=== PROBLEM TO WORK ON ===
Where the word "Зарплата" occurs in a line of the data, return the whole line.

=== DATA FOR THE TASK ===

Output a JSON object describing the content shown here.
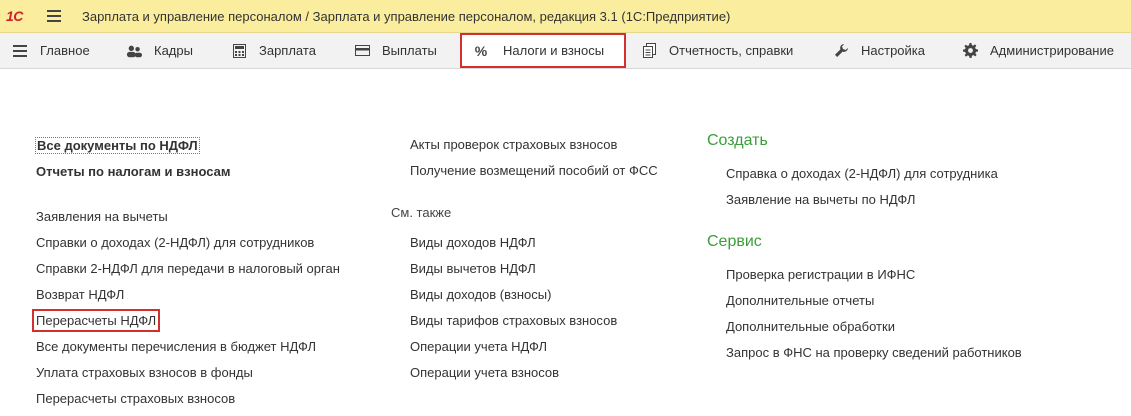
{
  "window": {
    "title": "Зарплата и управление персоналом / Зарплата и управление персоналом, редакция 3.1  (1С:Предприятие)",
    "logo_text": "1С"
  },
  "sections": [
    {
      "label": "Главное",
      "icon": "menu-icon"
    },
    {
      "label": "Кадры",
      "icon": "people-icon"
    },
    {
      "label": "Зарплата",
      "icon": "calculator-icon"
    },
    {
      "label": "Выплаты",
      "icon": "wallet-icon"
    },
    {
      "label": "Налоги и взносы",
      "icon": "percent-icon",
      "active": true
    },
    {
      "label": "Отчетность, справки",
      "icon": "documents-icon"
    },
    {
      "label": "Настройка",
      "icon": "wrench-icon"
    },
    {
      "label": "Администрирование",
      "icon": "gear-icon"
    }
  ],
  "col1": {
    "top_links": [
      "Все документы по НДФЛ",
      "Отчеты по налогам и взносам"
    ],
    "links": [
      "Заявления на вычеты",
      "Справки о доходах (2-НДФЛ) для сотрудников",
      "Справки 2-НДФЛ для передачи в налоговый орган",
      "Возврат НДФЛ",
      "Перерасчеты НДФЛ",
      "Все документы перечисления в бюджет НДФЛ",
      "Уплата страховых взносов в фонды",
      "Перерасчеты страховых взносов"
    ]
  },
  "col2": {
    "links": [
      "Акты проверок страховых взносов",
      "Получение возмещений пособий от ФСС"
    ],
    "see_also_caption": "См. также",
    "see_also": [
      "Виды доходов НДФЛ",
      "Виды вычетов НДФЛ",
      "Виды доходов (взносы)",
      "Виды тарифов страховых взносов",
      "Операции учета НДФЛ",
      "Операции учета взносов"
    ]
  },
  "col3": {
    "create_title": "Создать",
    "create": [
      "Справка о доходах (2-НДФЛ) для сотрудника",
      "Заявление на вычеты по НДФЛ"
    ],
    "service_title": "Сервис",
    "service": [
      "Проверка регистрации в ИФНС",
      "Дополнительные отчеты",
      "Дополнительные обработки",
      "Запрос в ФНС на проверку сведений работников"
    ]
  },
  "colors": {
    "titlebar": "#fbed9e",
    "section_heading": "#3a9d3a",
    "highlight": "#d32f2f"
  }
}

=== TASK RESPONSE ===
    "title": "Зарплата и управление персоналом / Зарплата и управление персоналом, редакция 3.1  (1С:Предприятие)",
      "label": "Зарплата",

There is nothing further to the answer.